**About this task:** Below is a set of records, and all of them should be retyped exactly, minus the pictures.
[[ Dataset open ]]
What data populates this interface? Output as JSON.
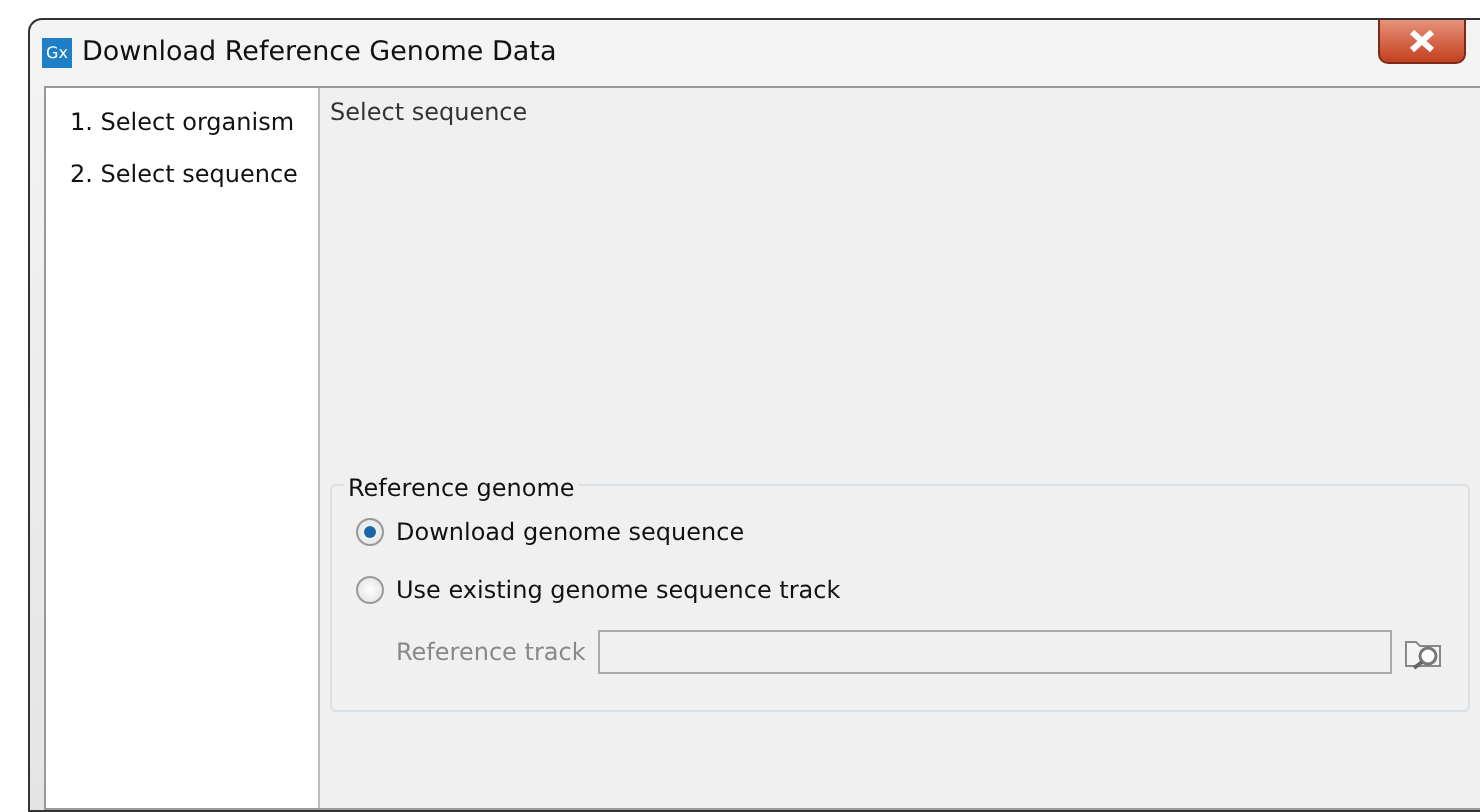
{
  "window": {
    "app_icon": "Gx",
    "title": "Download Reference Genome Data"
  },
  "steps": [
    {
      "label": "1. Select organism"
    },
    {
      "label": "2. Select sequence"
    }
  ],
  "panel": {
    "title": "Select sequence"
  },
  "group": {
    "title": "Reference genome",
    "options": [
      {
        "label": "Download genome sequence",
        "selected": true
      },
      {
        "label": "Use existing genome sequence track",
        "selected": false
      }
    ],
    "field": {
      "label": "Reference track",
      "disabled": true
    }
  }
}
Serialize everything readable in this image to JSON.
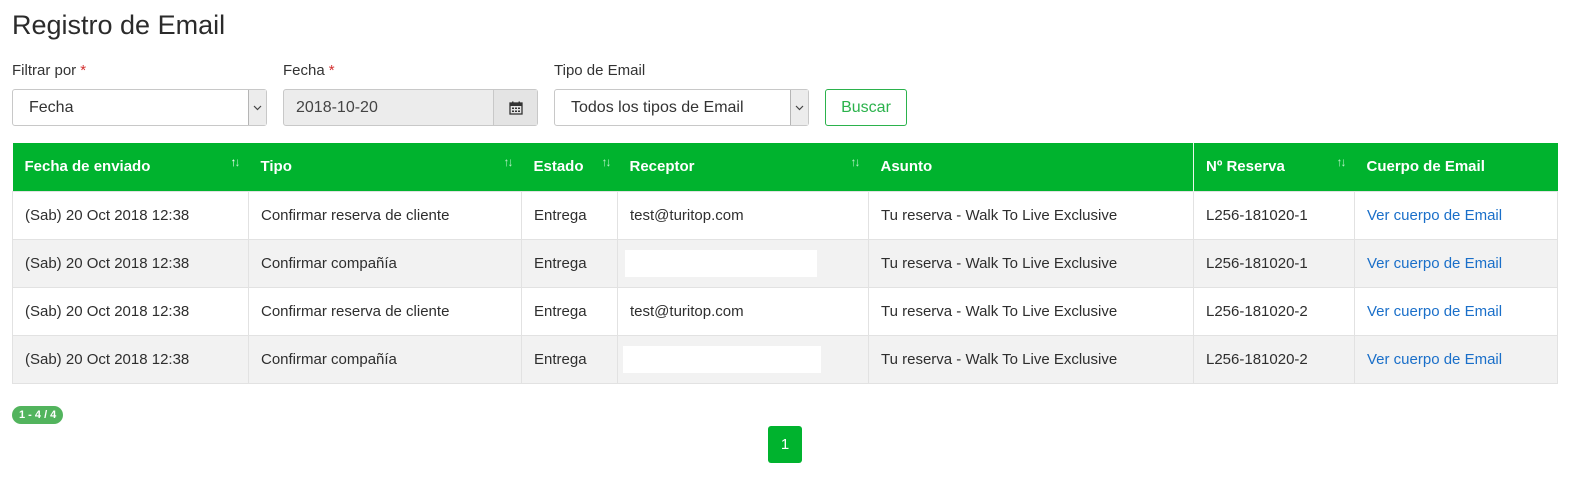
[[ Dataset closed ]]
**Your solution:**
What data populates this interface? Output as JSON.
{
  "window": {
    "app_icon": "Gx",
    "title": "Download Reference Genome Data"
  },
  "steps": [
    {
      "label": "1. Select organism"
    },
    {
      "label": "2. Select sequence"
    }
  ],
  "panel": {
    "title": "Select sequence"
  },
  "group": {
    "title": "Reference genome",
    "options": [
      {
        "label": "Download genome sequence",
        "selected": true
      },
      {
        "label": "Use existing genome sequence track",
        "selected": false
      }
    ],
    "field": {
      "label": "Reference track",
      "disabled": true
    }
  }
}
Serialize everything readable in this image to JSON.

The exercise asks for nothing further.